** DATA PROVIDED follows **

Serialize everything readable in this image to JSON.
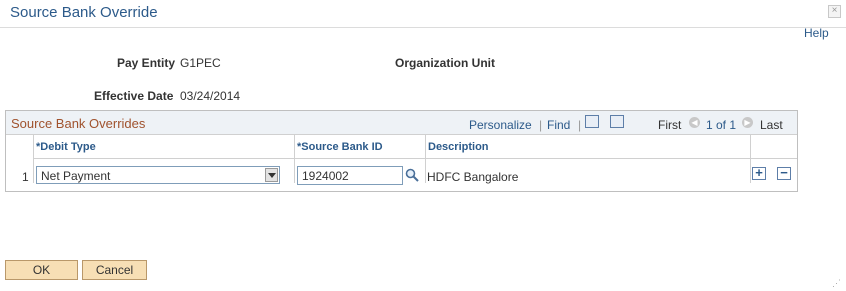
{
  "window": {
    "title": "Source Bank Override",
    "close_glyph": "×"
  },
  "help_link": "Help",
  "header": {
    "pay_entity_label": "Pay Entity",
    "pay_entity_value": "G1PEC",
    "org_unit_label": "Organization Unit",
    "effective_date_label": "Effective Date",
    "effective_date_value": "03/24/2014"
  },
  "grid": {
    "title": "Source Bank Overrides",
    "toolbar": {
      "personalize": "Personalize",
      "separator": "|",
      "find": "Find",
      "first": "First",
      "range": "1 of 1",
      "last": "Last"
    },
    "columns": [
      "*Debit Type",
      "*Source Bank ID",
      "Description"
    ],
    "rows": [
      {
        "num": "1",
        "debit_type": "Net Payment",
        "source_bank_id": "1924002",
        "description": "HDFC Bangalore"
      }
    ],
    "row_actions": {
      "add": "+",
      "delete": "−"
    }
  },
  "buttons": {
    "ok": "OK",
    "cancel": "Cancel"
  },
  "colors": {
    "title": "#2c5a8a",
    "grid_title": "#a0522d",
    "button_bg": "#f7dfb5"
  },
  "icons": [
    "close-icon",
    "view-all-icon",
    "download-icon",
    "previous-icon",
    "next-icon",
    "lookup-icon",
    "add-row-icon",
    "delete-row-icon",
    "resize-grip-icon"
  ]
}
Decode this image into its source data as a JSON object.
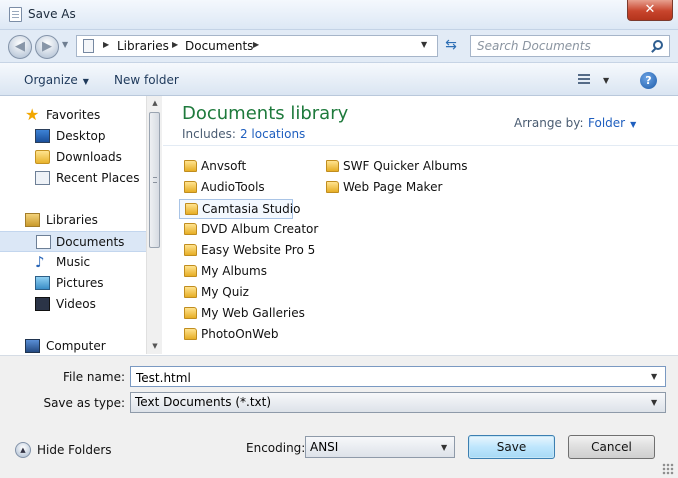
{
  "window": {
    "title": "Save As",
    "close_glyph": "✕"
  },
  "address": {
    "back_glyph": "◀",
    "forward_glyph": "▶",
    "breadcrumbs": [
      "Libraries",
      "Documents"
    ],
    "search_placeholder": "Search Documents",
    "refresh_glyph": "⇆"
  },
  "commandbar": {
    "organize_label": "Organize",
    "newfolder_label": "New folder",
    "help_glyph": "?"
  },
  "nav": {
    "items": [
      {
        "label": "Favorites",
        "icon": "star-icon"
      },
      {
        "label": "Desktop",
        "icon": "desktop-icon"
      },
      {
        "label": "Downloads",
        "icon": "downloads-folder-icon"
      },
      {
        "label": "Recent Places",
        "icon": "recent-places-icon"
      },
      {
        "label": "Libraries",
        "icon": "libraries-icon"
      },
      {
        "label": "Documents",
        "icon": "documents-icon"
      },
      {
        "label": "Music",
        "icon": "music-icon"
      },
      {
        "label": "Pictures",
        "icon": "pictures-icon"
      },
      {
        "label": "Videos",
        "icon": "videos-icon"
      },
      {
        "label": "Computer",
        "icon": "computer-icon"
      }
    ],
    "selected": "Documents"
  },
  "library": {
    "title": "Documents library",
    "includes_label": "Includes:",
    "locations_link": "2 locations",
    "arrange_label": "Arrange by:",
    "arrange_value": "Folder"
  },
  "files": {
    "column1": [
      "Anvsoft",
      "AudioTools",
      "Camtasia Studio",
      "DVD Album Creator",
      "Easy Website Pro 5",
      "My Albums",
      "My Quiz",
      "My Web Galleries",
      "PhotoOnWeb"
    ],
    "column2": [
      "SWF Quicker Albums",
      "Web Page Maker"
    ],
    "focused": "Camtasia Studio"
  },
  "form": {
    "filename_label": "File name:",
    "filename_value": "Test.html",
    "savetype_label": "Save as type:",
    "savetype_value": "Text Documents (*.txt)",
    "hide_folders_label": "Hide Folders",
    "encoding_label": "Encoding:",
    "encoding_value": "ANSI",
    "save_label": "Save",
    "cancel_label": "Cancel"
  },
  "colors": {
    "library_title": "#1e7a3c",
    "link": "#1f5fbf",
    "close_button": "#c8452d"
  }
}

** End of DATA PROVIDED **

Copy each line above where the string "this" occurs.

Serialize everything readable in this image to JSON.
Decode this image into its source data as a JSON object.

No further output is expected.